The last few months have been a trying one for women all over the world who are striving to eradicate sexism and misogyny. Last week, we witnessed the inauguration of a president who trivialized sexual assault, used thinly veiled sex stereotypes to attack his opponent, and embraced a staunchly anti-choice voting bloc. While Ivanka Trump has spoken up in support of paid maternity leave and other laws aimed to make the workplace more family-friendly, the Republican-controlled Congress is unlikely to pass any such legislation. On the other hand, Mr. Trump has demonstrated his commitment to the anti-choice cause by signing an executive order blocking federal funding to international NGOs that supply or promote abortion. These developments at the national level, combined with the failure of the incoming North Carolina leadership to negotiate the repeal of HB2 makes local action to promote gender equality all the more urgent.

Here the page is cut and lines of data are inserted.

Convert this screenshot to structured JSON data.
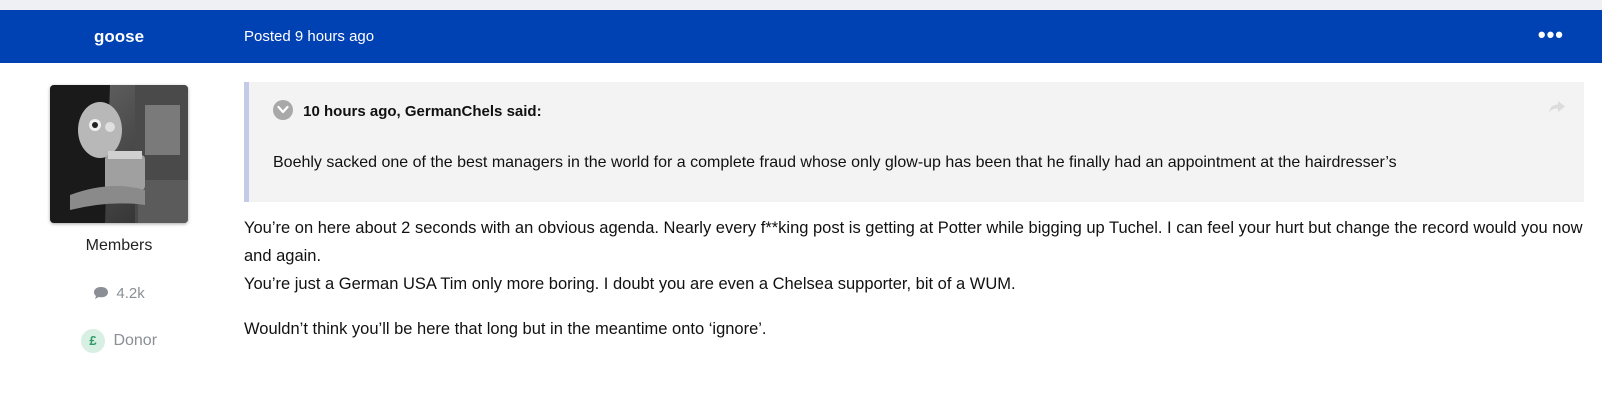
{
  "post": {
    "author": "goose",
    "posted_time": "Posted 9 hours ago",
    "menu_glyph": "•••"
  },
  "author_panel": {
    "group": "Members",
    "post_count": "4.2k",
    "badge_symbol": "£",
    "badge_label": "Donor"
  },
  "quote": {
    "citation": "10 hours ago, GermanChels said:",
    "text": "Boehly sacked one of the best managers in the world for a complete fraud whose only glow-up has been that he finally had an appointment at the hairdresser’s"
  },
  "body": {
    "paragraph1": "You’re on here about 2 seconds with an obvious agenda. Nearly every f**king post is getting at Potter while bigging  up Tuchel. I can feel your hurt but change the record would you now and again.",
    "paragraph2": "You’re just a German USA Tim only more boring. I doubt you are even a Chelsea supporter, bit of a WUM.",
    "paragraph3": "Wouldn’t think you’ll be here that long but in the meantime onto ‘ignore’."
  },
  "colors": {
    "header_bg": "#0041b3",
    "quote_bg": "#f3f3f3",
    "quote_border": "#c4cbe8",
    "donor_green": "#2e9c63"
  },
  "icons": {
    "menu": "ellipsis-icon",
    "comments": "speech-bubble-icon",
    "quote_toggle": "chevron-down-icon",
    "share": "share-arrow-icon"
  }
}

Unfortunately, taking action at the local level is easier said than done, as I am discovering first hand with my work as a CSW fellow. First of all, most of the policy remedies that would most effectively combat the wage gap—fair scheduling ordinances, living wage laws, paid family leave and sick days—are all prohibited at the local level in North Carolina. North Carolina has what’s known as “Dillon’s Rule,” which states that local governments only have the powers specifically enumerated by state statute. This precludes any law a city or county might pass that would require private employers to guarantee their employees certain rights. However, the City of Durham can implement all of those policies for their own employees, and have already begun to do so. Durham County will soon provide paid maternity leave for their employees. Public employers can have a great influence on the overall labor market when they raise standards for their own workplaces.
On a more personal level, the quest to support the Cities for CEDAW movement with original research proved a much more overwhelming task than I expected. It was difficult for me to keep my research focused and pertinent to the task at hand. I was also frustrated by the simplistic level of analysis I was limited to because of the time constraints and limitations of my data. Most of my statistical analysis feels somewhat trivial and incomplete. However, I could not go more in depth without going beyond the scope of the project and many more pages past the 11-page limit. There will always be critics who are going to criticize the depth and methods of any report. Many of these people will be unsatisfied or unconvinced no matter how many more statistics you cite.
I must remind myself that the real purpose of this report is not to produce indisputable proof of the exact dynamics of the wage gap in Durham. The goal is to provide a model for the kind of formal analysis that the city and its partners should do in order to correct pernicious gender inequities in our communities. I need only to highlight the existence of the problem of the gender wage gap and to educate a general audience about it in such a way that inspires action. This will be the toughest challenge yet, but with the training of the WomenNC mentors, I think I will be able to create an effective presentation that will move people from complacency to action.